Chinese tradition calls for a birthday girl or boy to slurp a bowl of noodles as a celebration of the many years ahead. And as “Lady and the Tramp” so aptly demonstrated, that one long noodle can be a great thing.

Meaning: It symbolizes longevity.

In this case, that long strip of noodle is a metaphor for the long walk of life. Yet this tradition comes with an addendum: do not cut the noodles. . . .

4. Tea tapping is a must

A tea cup should never be allowed to run dry.

Your host, or members of your dinner party, will regularly refill the cups of those around them, who tap the table in response. Go ahead and follow suit.

Meaning: It’s a show of thanks. . . .

5. Always order an even number of dishes

When out with a sizable crowd, you want to ensure you order enough food. A rule of thumb is to order dishes equivalent to the number of people in your party, plus one. But if you’re an even-numbered crowd, this will put you at odds -- in numbers and in fortune.

Meaning: Odd number of dishes symbolizes death (again).

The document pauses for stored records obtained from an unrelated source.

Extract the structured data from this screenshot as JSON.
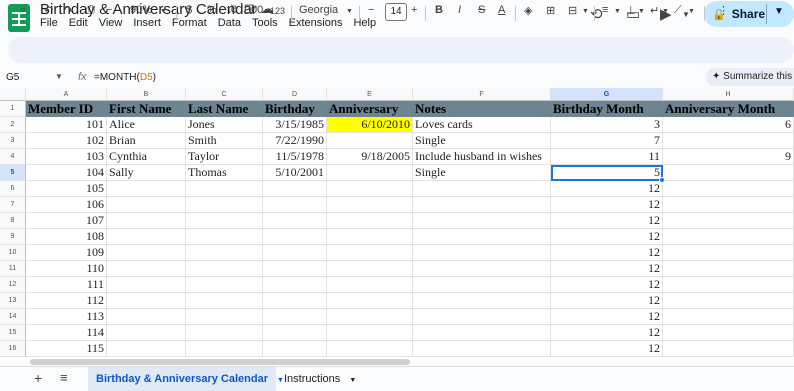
{
  "app": {
    "doc_title": "Birthday & Anniversary Calendar",
    "menu": [
      "File",
      "Edit",
      "View",
      "Insert",
      "Format",
      "Data",
      "Tools",
      "Extensions",
      "Help"
    ],
    "share_label": "Share"
  },
  "toolbar": {
    "zoom": "90%",
    "currency": "$",
    "percent": "%",
    "dec_decrease": ".0",
    "dec_increase": ".00",
    "more_formats": "123",
    "font": "Georgia",
    "font_size": "14",
    "bold": "B",
    "italic": "I",
    "strike": "S",
    "text_color": "A"
  },
  "formula_bar": {
    "cell_ref": "G5",
    "fx": "fx",
    "formula_prefix": "=MONTH(",
    "formula_ref": "D5",
    "formula_suffix": ")",
    "summarize": "Summarize this ta"
  },
  "grid": {
    "column_letters": [
      "A",
      "B",
      "C",
      "D",
      "E",
      "F",
      "G",
      "H"
    ],
    "row_numbers": [
      "1",
      "2",
      "3",
      "4",
      "5",
      "6",
      "7",
      "8",
      "9",
      "10",
      "11",
      "12",
      "13",
      "14",
      "15",
      "16"
    ],
    "header": [
      "Member ID",
      "First Name",
      "Last Name",
      "Birthday",
      "Anniversary",
      "Notes",
      "Birthday Month",
      "Anniversary Month"
    ],
    "rows": [
      [
        "101",
        "Alice",
        "Jones",
        "3/15/1985",
        "6/10/2010",
        "Loves cards",
        "3",
        "6"
      ],
      [
        "102",
        "Brian",
        "Smith",
        "7/22/1990",
        "",
        "Single",
        "7",
        ""
      ],
      [
        "103",
        "Cynthia",
        "Taylor",
        "11/5/1978",
        "9/18/2005",
        "Include husband in wishes",
        "11",
        "9"
      ],
      [
        "104",
        "Sally",
        "Thomas",
        "5/10/2001",
        "",
        "Single",
        "5",
        ""
      ],
      [
        "105",
        "",
        "",
        "",
        "",
        "",
        "12",
        ""
      ],
      [
        "106",
        "",
        "",
        "",
        "",
        "",
        "12",
        ""
      ],
      [
        "107",
        "",
        "",
        "",
        "",
        "",
        "12",
        ""
      ],
      [
        "108",
        "",
        "",
        "",
        "",
        "",
        "12",
        ""
      ],
      [
        "109",
        "",
        "",
        "",
        "",
        "",
        "12",
        ""
      ],
      [
        "110",
        "",
        "",
        "",
        "",
        "",
        "12",
        ""
      ],
      [
        "111",
        "",
        "",
        "",
        "",
        "",
        "12",
        ""
      ],
      [
        "112",
        "",
        "",
        "",
        "",
        "",
        "12",
        ""
      ],
      [
        "113",
        "",
        "",
        "",
        "",
        "",
        "12",
        ""
      ],
      [
        "114",
        "",
        "",
        "",
        "",
        "",
        "12",
        ""
      ],
      [
        "115",
        "",
        "",
        "",
        "",
        "",
        "12",
        ""
      ]
    ]
  },
  "sheets": {
    "active": "Birthday & Anniversary Calendar",
    "other": "Instructions"
  }
}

“For regular meals, you’d always order an even number of dishes, because an odd number is usually only ordered at a funeral meal,” says Lo. . . .
Not turning over the fish was the only one on this list that I didn't know when we went to China for 5 months in 2007.  But being in coastal Xiamen, it wasn't long before we learned of this custom.  I'm afraid we dumped a few fishermen overboard before the kindly waitstaff at our favorite restaurant set us straight, though!

1 comment:

An said...

I am Taiwanese, and did not know about #2. My parents always turned over the fish. It just seems more practical.

I didn't know about #5 either... my parents would always order one dish per person, plus a soup. But I don't think they followed the "odd/even" thing.

But I would ALWAYS get yelled at for not following #1.